March 3, 2008

Boston, MA - It's "Patient Safety Week," and health advocates say there's a lot that patients can do to stay safe in hospitals. Medical errors injure about a million Americans every year, according to the Institute of Medicine, and the C.D.C. says well over a million infections are contracted in medical facilities. Patient advocates say the best way to avoid falling victim to medical errors is to ask questions.

Jen Tosca's son was blind in one eye and she was told that if he didn't have surgery, the eye would need to be removed. They went ahead with the surgery, but the eye had to be removed anyway. The area around his eye has been swollen since 2005. Tosca says if she could do it again, she would have done more research.

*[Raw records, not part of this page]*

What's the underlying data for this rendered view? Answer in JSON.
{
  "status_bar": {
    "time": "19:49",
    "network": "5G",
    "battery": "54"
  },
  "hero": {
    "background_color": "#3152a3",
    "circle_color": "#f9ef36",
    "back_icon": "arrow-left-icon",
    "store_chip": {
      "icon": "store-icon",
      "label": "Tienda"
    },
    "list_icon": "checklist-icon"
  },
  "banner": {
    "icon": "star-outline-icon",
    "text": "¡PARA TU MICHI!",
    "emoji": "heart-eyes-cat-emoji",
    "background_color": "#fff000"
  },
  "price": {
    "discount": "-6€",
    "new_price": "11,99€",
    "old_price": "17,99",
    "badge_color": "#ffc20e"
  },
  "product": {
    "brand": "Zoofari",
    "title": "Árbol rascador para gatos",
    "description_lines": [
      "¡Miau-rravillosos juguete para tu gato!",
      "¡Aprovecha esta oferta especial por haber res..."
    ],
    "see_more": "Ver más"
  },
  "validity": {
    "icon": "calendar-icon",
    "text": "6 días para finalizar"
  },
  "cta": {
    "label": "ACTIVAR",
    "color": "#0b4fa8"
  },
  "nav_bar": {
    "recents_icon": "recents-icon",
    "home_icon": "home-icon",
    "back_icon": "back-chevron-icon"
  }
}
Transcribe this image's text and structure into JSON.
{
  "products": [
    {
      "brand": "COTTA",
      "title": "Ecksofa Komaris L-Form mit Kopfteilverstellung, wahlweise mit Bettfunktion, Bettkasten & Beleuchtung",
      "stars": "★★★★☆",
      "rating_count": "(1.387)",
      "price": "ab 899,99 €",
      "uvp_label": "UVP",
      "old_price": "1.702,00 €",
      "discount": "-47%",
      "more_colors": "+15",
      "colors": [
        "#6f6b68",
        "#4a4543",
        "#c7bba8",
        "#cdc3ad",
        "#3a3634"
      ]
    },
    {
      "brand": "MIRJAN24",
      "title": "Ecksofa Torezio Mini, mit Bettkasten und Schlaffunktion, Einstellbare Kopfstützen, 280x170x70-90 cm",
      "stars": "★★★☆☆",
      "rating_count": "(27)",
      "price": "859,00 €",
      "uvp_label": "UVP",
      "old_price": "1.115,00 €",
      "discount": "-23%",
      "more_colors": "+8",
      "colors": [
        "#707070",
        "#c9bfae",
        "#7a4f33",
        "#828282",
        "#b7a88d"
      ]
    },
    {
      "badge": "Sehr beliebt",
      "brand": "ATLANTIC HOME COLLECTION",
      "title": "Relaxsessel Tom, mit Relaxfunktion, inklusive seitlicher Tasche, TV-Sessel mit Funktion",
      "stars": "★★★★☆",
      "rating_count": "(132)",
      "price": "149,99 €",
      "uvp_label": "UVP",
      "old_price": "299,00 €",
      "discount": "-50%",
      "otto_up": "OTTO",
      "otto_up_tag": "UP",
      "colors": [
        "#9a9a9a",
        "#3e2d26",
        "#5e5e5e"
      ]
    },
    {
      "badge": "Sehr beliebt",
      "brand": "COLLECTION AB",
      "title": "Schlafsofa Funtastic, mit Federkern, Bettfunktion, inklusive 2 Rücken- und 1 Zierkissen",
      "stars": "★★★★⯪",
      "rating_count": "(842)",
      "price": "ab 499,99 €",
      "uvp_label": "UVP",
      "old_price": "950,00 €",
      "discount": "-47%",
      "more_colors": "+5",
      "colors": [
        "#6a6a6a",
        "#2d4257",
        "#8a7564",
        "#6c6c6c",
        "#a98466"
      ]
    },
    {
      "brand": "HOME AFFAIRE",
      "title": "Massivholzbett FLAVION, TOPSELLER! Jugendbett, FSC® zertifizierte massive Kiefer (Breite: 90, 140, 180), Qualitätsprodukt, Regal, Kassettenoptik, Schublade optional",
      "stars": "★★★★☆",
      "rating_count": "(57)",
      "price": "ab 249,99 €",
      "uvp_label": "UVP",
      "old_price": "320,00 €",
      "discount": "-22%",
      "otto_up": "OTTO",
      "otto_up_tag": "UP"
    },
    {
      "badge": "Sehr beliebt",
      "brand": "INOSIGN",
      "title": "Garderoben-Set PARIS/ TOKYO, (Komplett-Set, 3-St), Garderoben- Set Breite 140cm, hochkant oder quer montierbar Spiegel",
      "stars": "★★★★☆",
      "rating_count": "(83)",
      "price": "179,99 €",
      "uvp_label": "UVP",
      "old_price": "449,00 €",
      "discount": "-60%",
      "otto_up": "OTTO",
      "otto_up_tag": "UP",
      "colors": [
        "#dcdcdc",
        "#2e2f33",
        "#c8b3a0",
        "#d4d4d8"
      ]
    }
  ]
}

"If I had a better understanding of the health care system, in how things fell together, and had been better equipped with knowledge to make better decisions, it definitely would've protected us."

Tosca says she wishes she had contacted the hospital's patient advocate, but at the time didn't know they had one. Her advice is to seek out and utilize all available patient resources inside and outside the hospital.

Nicola Truppin with the Consumer Health Quality Council says the idea is not to scare people from going into hospitals, but rather to remind them that the people working in the medical system are human and can make mistakes.

"That isn't to say that this is a bad physician or a bad nurse, but that there are so many things going on in a hospital these days that the patient has a right to know."

Marilyn Kramer with the Partnership for Health Care Excellence says protecting yourself can be as easy as asking doctors if they washed their hands, and making sure you're being given the correct pills.

"If you're in the hospital, and a nurse comes to give you medication, ask what is it and why you're taking it. Double-check with the providers."

She says another valuable tool is to get information on doctors' histories and hospitals, which can both easily be found online.

Kevin Clay/Craig Eicher, Public News Service - MA